(Side-note:) In order to use multiple GitLab/GitHub accounts with different SSH keys, you can use a ssh-config like the following:

Host acc1.gitlab
        HostName gitlab.com
        RSAAuthentication Yes
        IdentityFile ~/.ssh/acc1_rsa

Host o42.gitlab
        HostName gitlab.com
        RSAAuthentication Yes
        IdentityFile ~/.ssh/oliichi42_rsa

Host gitlab.com
        HostName specify.a.gitlab.account

Usage

git me is designed to be simple and intuitive. See some of the commands here:

Managing identities

Identities will be stored in ~/.config/git-me by default, but the GIT_ME_STORE environment variable can be used to change that. The identity store file is a TSV (tab-seperated value) file.

To add an identity:

git me add <slug> "<name>" <e-mail address>

Note: a slug is an easy-to-type specifier that you choose; it must be unique.

Example: git me add personal "Joseph Watson" j.watson@example.com

To list your identities:

git me ls will list your identities in a (currently skewed) table.

Example:

joe@jwpc:~$ git me ls
git-me identity store: /home/joe/.config/git-me
# Slug          Name            E-mail Address
personal                Joseph Watson           j.watson@example.com

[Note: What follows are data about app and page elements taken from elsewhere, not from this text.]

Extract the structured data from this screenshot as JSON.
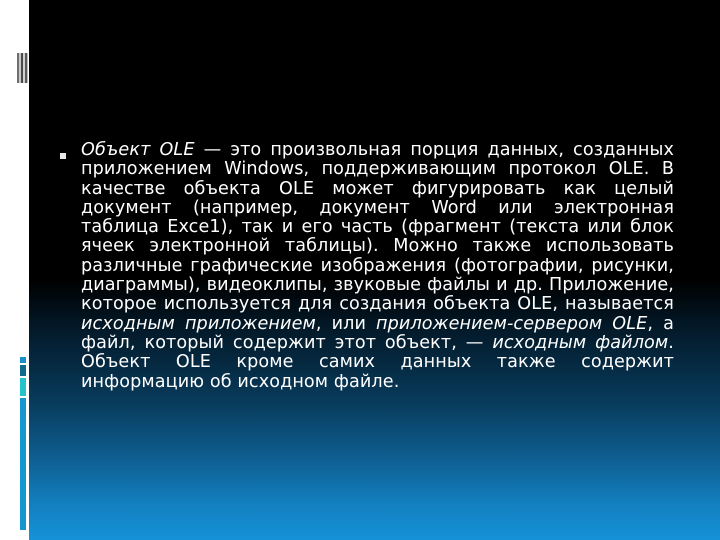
{
  "slide": {
    "bullet_icon": "square-bullet",
    "paragraph": {
      "segments": [
        {
          "text": "Объект OLE",
          "italic": true
        },
        {
          "text": " — это произвольная порция данных, созданных приложением Windows, поддерживающим протокол OLE. В качестве объекта OLE может фигурировать как целый документ (например, документ Word или электронная таблица Exce1), так и его часть (фрагмент (текста или блок ячеек электронной таблицы). Можно также использовать различные графические изображения (фотографии, рисунки, диаграммы), видеоклипы, звуковые файлы и др. Приложение, которое используется для создания объекта OLE, называется ",
          "italic": false
        },
        {
          "text": "исходным приложением",
          "italic": true
        },
        {
          "text": ", или ",
          "italic": false
        },
        {
          "text": "приложением-сервером OLE",
          "italic": true
        },
        {
          "text": ", а файл, который содержит этот объект, — ",
          "italic": false
        },
        {
          "text": "исходным файлом",
          "italic": true
        },
        {
          "text": ". Объект OLE кроме самих данных также содержит информацию об исходном файле.",
          "italic": false
        }
      ]
    }
  },
  "theme": {
    "text_color": "#ffffff",
    "background_top": "#000000",
    "background_bottom": "#1592d8",
    "accent_bars": [
      "#1a8fc8",
      "#106a8a",
      "#22c3c9",
      "#1496cf"
    ]
  }
}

To remove an identity:

git me rm <slug> will delete the identity with that slug.

Example: git me rm personal

Using an identity

git me use <slug> will configure the current git repo to use the identity with that slug. Example:

joe@jwpc:~/gitrepo$ git config --list --local
core.repositoryformatversion=0
core.filemode=true
core.bare=false
core.logallrefupdates=true
joe@jwpc:~/gitrepo$ git me use personal
git-me identity store: /home/joe/.config/git-me
joe@jwpc:~/gitrepo$ git config --list --local
core.repositoryformatversion=0
core.filemode=true
core.bare=false
core.logallrefupdates=true
user.name=Joseph Watson
user.email=j.watson@example.com

Checking that your identity is being used

You can use the command git me assert to assert that you have an identity set for the local repository.

It will warn you and fail if you do not.

The real power of this command comes from using the included git-checked.py wrapper as it will automatically assert that you have a set identity BEFORE you commit.

You can use it by adding e.g. a bash alias.

alias git='python3.6 /path/to/git-checked.py'

Installation

To install git me as a true and proper git subcommand, I would recommend saving the contents of this repository somewhere and making git-me.py and git-checked.py executable.

Note: you may have to change the hashbang lines if your Python interpreter is not known as python3.6.

Then, you can create a symlink to make git-me.py usable as git me:

ln -s /path/to/git-me.py ~/.local/bin/git-me

Note: this assumes ~/.local/bin is in your PATH. Adjust if necessary.

and add an alias to your .bashrc or other shell profile:

alias git='python3.6 /path/to/git-checked.py'

Thanks

I wrote this tool for personal use but you are certainly free to use, modify or extend it.

Feel free to submit merge requests or issues.

Licence: MIT (as included).